→ What is expected: Repeat the entries below exactly, missing none.

Dataset rows for apps and sites

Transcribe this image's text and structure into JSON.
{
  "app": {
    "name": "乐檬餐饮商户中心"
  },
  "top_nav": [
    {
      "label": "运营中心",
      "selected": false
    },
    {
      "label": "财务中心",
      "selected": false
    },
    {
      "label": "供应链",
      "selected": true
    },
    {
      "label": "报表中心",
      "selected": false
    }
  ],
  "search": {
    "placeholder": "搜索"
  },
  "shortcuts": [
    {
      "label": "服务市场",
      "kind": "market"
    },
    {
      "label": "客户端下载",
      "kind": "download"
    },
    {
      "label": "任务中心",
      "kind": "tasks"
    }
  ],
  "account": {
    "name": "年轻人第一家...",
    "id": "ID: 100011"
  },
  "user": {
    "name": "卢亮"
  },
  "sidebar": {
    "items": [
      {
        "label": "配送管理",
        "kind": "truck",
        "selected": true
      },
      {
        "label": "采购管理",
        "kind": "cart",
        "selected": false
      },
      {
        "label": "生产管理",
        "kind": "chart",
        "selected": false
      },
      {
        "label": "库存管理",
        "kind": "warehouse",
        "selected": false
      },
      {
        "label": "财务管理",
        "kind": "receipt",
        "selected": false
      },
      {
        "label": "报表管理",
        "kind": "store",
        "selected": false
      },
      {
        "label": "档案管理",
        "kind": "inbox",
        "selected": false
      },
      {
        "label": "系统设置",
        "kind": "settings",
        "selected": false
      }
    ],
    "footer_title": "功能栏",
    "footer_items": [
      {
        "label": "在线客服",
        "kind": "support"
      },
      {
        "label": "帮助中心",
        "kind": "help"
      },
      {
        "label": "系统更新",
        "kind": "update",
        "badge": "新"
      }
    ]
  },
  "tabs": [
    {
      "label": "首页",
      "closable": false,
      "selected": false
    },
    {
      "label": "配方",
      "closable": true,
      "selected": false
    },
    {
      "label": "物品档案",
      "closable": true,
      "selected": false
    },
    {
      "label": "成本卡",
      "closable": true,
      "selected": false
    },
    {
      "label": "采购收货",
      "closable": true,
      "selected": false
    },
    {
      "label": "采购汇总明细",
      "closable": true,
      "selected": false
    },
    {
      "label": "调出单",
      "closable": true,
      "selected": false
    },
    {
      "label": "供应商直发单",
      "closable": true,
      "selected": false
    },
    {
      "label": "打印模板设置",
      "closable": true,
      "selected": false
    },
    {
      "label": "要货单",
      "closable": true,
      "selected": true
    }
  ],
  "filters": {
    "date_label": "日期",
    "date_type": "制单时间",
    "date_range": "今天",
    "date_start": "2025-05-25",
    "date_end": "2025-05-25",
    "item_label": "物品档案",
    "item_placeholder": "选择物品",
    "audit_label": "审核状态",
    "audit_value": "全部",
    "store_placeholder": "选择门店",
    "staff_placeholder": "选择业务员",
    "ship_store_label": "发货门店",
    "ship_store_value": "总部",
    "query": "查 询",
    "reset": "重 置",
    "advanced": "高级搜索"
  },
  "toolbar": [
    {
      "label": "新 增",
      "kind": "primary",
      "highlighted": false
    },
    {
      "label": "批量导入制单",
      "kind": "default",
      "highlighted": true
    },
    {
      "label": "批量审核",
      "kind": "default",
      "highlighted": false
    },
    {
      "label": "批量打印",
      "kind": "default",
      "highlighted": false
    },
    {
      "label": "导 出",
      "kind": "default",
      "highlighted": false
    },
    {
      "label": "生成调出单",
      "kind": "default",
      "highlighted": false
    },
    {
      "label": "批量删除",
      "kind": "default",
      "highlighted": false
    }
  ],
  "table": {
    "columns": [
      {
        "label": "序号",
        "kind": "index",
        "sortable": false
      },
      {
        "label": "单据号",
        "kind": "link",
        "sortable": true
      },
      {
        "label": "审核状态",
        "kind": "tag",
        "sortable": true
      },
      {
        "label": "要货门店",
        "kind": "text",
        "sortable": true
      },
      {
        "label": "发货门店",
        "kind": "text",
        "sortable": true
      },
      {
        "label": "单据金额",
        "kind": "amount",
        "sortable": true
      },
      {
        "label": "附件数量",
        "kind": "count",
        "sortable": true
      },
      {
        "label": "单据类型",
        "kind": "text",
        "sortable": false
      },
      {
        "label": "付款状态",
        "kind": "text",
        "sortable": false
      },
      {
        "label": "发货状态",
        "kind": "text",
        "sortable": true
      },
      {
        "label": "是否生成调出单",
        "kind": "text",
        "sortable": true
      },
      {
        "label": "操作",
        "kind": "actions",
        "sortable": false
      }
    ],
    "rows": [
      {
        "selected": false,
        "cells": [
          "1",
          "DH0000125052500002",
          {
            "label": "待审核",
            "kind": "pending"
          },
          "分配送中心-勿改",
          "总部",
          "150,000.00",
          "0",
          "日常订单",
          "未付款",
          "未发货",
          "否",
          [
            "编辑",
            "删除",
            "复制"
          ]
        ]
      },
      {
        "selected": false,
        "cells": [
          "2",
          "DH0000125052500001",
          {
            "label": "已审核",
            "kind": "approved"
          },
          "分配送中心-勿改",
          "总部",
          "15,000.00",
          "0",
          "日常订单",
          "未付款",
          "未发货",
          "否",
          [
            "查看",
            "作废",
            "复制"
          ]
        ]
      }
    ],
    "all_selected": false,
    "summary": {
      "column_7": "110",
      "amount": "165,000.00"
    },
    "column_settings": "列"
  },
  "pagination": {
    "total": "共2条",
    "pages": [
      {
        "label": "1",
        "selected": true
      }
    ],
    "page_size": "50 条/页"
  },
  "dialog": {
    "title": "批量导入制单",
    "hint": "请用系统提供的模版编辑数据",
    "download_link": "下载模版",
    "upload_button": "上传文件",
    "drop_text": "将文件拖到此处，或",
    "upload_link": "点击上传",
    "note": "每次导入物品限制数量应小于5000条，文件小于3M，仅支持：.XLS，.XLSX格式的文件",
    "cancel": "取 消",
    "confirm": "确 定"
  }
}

→ Reply to the task:
Transcribe this image's text and structure into JSON.
{
  "app": {
    "name": "乐檬餐饮商户中心"
  },
  "top_nav": [
    {
      "label": "运营中心",
      "selected": false
    },
    {
      "label": "财务中心",
      "selected": false
    },
    {
      "label": "供应链",
      "selected": true
    },
    {
      "label": "报表中心",
      "selected": false
    }
  ],
  "search": {
    "placeholder": "搜索"
  },
  "shortcuts": [
    {
      "label": "服务市场",
      "kind": "market"
    },
    {
      "label": "客户端下载",
      "kind": "download"
    },
    {
      "label": "任务中心",
      "kind": "tasks"
    }
  ],
  "account": {
    "name": "年轻人第一家...",
    "id": "ID: 100011"
  },
  "user": {
    "name": "卢亮"
  },
  "sidebar": {
    "items": [
      {
        "label": "配送管理",
        "kind": "truck",
        "selected": true
      },
      {
        "label": "采购管理",
        "kind": "cart",
        "selected": false
      },
      {
        "label": "生产管理",
        "kind": "chart",
        "selected": false
      },
      {
        "label": "库存管理",
        "kind": "warehouse",
        "selected": false
      },
      {
        "label": "财务管理",
        "kind": "receipt",
        "selected": false
      },
      {
        "label": "报表管理",
        "kind": "store",
        "selected": false
      },
      {
        "label": "档案管理",
        "kind": "inbox",
        "selected": false
      },
      {
        "label": "系统设置",
        "kind": "settings",
        "selected": false
      }
    ],
    "footer_title": "功能栏",
    "footer_items": [
      {
        "label": "在线客服",
        "kind": "support"
      },
      {
        "label": "帮助中心",
        "kind": "help"
      },
      {
        "label": "系统更新",
        "kind": "update",
        "badge": "新"
      }
    ]
  },
  "tabs": [
    {
      "label": "首页",
      "closable": false,
      "selected": false
    },
    {
      "label": "配方",
      "closable": true,
      "selected": false
    },
    {
      "label": "物品档案",
      "closable": true,
      "selected": false
    },
    {
      "label": "成本卡",
      "closable": true,
      "selected": false
    },
    {
      "label": "采购收货",
      "closable": true,
      "selected": false
    },
    {
      "label": "采购汇总明细",
      "closable": true,
      "selected": false
    },
    {
      "label": "调出单",
      "closable": true,
      "selected": false
    },
    {
      "label": "供应商直发单",
      "closable": true,
      "selected": false
    },
    {
      "label": "打印模板设置",
      "closable": true,
      "selected": false
    },
    {
      "label": "要货单",
      "closable": true,
      "selected": true
    }
  ],
  "filters": {
    "date_label": "日期",
    "date_type": "制单时间",
    "date_range": "今天",
    "date_start": "2025-05-25",
    "date_end": "2025-05-25",
    "item_label": "物品档案",
    "item_placeholder": "选择物品",
    "audit_label": "审核状态",
    "audit_value": "全部",
    "store_placeholder": "选择门店",
    "staff_placeholder": "选择业务员",
    "ship_store_label": "发货门店",
    "ship_store_value": "总部",
    "query": "查 询",
    "reset": "重 置",
    "advanced": "高级搜索"
  },
  "toolbar": [
    {
      "label": "新 增",
      "kind": "primary",
      "highlighted": false
    },
    {
      "label": "批量导入制单",
      "kind": "default",
      "highlighted": true
    },
    {
      "label": "批量审核",
      "kind": "default",
      "highlighted": false
    },
    {
      "label": "批量打印",
      "kind": "default",
      "highlighted": false
    },
    {
      "label": "导 出",
      "kind": "default",
      "highlighted": false
    },
    {
      "label": "生成调出单",
      "kind": "default",
      "highlighted": false
    },
    {
      "label": "批量删除",
      "kind": "default",
      "highlighted": false
    }
  ],
  "table": {
    "columns": [
      {
        "label": "序号",
        "kind": "index",
        "sortable": false
      },
      {
        "label": "单据号",
        "kind": "link",
        "sortable": true
      },
      {
        "label": "审核状态",
        "kind": "tag",
        "sortable": true
      },
      {
        "label": "要货门店",
        "kind": "text",
        "sortable": true
      },
      {
        "label": "发货门店",
        "kind": "text",
        "sortable": true
      },
      {
        "label": "单据金额",
        "kind": "amount",
        "sortable": true
      },
      {
        "label": "附件数量",
        "kind": "count",
        "sortable": true
      },
      {
        "label": "单据类型",
        "kind": "text",
        "sortable": false
      },
      {
        "label": "付款状态",
        "kind": "text",
        "sortable": false
      },
      {
        "label": "发货状态",
        "kind": "text",
        "sortable": true
      },
      {
        "label": "是否生成调出单",
        "kind": "text",
        "sortable": true
      },
      {
        "label": "操作",
        "kind": "actions",
        "sortable": false
      }
    ],
    "rows": [
      {
        "selected": false,
        "cells": [
          "1",
          "DH0000125052500002",
          {
            "label": "待审核",
            "kind": "pending"
          },
          "分配送中心-勿改",
          "总部",
          "150,000.00",
          "0",
          "日常订单",
          "未付款",
          "未发货",
          "否",
          [
            "编辑",
            "删除",
            "复制"
          ]
        ]
      },
      {
        "selected": false,
        "cells": [
          "2",
          "DH0000125052500001",
          {
            "label": "已审核",
            "kind": "approved"
          },
          "分配送中心-勿改",
          "总部",
          "15,000.00",
          "0",
          "日常订单",
          "未付款",
          "未发货",
          "否",
          [
            "查看",
            "作废",
            "复制"
          ]
        ]
      }
    ],
    "all_selected": false,
    "summary": {
      "column_7": "110",
      "amount": "165,000.00"
    },
    "column_settings": "列"
  },
  "pagination": {
    "total": "共2条",
    "pages": [
      {
        "label": "1",
        "selected": true
      }
    ],
    "page_size": "50 条/页"
  },
  "dialog": {
    "title": "批量导入制单",
    "hint": "请用系统提供的模版编辑数据",
    "download_link": "下载模版",
    "upload_button": "上传文件",
    "drop_text": "将文件拖到此处，或",
    "upload_link": "点击上传",
    "note": "每次导入物品限制数量应小于5000条，文件小于3M，仅支持：.XLS，.XLSX格式的文件",
    "cancel": "取 消",
    "confirm": "确 定"
  }
}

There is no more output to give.